According to a study, led by researchers from the University of Zurich in Switzerland, responsibility aversion or unwillingness to take decisions that also affect the welfare of others, sets followers apart from the leaders.

Leaders are more willing to take responsibility for making decisions that affect the welfare of others, and do not delegate decision-making.

Conversely, responsibility aversion was driven by a greater need for certainty about the best course of action when the decision also had an effect on others, said the researchers, in the paper published in the journal Science.

"Because this framework highlights the change in the amount of certainty required to make a decision, and not the individual's general tendency for assuming control, it can account for many different leadership types," said lead author Micah Edelson from the varsity.

"These can include authoritarian leaders who make most decisions themselves, and egalitarian leaders who frequently seek a group consensus," he added.
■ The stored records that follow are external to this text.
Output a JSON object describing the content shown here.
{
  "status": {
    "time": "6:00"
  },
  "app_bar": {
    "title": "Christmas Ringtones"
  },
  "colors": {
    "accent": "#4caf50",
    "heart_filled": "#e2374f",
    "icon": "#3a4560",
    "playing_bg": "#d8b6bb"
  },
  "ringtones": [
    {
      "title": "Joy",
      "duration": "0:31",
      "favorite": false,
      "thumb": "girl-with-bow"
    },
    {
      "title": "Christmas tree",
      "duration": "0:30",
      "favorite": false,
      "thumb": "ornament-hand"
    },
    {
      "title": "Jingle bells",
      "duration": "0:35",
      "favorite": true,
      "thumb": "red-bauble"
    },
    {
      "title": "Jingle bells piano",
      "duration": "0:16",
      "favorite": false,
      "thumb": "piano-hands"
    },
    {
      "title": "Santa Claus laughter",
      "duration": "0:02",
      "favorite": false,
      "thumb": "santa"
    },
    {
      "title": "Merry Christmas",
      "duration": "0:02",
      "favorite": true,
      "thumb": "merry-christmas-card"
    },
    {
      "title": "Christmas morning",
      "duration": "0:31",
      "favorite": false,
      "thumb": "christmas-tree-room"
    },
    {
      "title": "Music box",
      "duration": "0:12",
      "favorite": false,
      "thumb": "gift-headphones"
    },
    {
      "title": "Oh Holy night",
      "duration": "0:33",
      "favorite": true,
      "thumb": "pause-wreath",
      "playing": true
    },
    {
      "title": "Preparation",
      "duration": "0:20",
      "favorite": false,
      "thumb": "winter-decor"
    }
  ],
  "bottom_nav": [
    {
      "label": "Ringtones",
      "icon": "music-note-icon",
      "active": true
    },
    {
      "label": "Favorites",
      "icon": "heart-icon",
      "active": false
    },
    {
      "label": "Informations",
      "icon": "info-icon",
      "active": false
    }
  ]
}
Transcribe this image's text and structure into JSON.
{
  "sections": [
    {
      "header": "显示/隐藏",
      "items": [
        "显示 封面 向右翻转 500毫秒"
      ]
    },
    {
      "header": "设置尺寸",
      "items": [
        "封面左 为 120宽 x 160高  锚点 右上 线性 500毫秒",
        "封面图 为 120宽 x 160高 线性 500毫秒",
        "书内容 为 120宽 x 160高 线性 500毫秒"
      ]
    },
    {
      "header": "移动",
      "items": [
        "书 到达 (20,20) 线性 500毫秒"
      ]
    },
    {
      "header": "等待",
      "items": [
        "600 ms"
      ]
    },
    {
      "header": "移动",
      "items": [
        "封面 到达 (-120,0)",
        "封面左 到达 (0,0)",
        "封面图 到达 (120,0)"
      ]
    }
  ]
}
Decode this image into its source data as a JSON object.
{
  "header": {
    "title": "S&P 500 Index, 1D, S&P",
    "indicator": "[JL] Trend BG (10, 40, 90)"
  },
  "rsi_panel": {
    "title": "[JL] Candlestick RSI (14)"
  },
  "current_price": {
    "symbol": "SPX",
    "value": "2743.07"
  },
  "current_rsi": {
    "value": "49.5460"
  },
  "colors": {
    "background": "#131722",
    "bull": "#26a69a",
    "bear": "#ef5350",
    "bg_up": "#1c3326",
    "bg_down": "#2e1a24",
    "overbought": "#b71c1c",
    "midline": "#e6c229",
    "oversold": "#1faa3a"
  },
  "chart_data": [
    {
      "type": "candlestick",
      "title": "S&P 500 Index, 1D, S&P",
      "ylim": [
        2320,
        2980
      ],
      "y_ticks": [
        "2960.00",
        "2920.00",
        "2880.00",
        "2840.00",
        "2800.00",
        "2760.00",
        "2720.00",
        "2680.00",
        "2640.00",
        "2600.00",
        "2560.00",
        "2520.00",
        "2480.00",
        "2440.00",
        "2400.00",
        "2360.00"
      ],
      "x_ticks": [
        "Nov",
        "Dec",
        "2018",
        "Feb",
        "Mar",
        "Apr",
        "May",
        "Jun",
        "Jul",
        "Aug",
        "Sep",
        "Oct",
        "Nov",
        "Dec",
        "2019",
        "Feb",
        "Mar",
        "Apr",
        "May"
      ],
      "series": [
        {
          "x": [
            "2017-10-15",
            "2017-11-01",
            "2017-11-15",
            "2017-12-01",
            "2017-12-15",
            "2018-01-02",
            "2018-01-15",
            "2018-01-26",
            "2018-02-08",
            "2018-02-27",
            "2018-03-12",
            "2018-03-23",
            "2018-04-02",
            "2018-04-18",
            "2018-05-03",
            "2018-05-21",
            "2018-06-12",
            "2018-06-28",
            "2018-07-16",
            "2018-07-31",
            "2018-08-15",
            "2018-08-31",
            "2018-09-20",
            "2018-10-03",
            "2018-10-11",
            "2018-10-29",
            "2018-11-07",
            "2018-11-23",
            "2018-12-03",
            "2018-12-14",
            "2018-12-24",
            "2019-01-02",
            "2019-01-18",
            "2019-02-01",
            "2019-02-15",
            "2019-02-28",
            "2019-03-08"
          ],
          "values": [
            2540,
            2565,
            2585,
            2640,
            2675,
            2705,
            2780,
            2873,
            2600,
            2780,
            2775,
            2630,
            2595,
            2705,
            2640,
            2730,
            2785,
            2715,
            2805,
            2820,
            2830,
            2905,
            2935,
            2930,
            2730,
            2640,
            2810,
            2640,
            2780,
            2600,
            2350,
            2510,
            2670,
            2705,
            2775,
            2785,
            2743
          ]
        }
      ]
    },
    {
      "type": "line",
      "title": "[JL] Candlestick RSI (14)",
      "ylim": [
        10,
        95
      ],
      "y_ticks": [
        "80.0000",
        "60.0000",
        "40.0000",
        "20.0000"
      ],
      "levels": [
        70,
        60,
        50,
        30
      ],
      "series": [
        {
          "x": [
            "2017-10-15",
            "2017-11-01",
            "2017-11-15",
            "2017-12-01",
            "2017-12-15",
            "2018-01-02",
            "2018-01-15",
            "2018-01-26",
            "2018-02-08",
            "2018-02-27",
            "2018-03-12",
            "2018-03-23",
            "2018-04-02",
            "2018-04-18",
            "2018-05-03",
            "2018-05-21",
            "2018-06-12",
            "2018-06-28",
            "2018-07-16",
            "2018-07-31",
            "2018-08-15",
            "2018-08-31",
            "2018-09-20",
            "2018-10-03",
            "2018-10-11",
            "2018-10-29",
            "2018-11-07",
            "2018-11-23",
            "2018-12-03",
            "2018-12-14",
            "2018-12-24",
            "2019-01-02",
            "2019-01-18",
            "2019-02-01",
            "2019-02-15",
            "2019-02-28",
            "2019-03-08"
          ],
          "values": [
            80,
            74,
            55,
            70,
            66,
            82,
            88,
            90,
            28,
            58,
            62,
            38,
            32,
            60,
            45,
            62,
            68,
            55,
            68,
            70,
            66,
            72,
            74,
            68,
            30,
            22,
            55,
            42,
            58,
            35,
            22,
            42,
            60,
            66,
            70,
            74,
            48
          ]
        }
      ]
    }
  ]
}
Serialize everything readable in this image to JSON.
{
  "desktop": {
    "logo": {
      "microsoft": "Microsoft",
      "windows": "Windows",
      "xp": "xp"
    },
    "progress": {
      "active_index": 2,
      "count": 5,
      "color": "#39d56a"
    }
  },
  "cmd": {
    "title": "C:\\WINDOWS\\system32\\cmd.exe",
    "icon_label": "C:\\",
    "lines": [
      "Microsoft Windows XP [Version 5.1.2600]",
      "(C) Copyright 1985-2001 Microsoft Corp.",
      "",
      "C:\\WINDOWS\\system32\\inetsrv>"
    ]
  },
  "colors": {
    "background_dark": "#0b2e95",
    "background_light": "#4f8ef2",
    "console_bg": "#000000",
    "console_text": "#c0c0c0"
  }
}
In the study, the participants were divided into groups in which the leaders of groups had to take decisions on certain issues. They could either make a decision themselves or delegate it to the group.

A distinction was drawn between 'self' trials, in which the decision only affected the decision-makers themselves, and 'group' trials, in which there were consequences for the whole group.

The team tested several common intuitive beliefs, such as the notion that individuals who were less afraid of potential losses or taking risks, or who liked being in control, and would be more willing to take on responsibility for others.

These characteristics, however, did not explain the differing extent of responsibility aversion found in the study participants.

This shift in the need for certainty was particularly pronounced in people with a strong aversion to responsibility, the researchers said.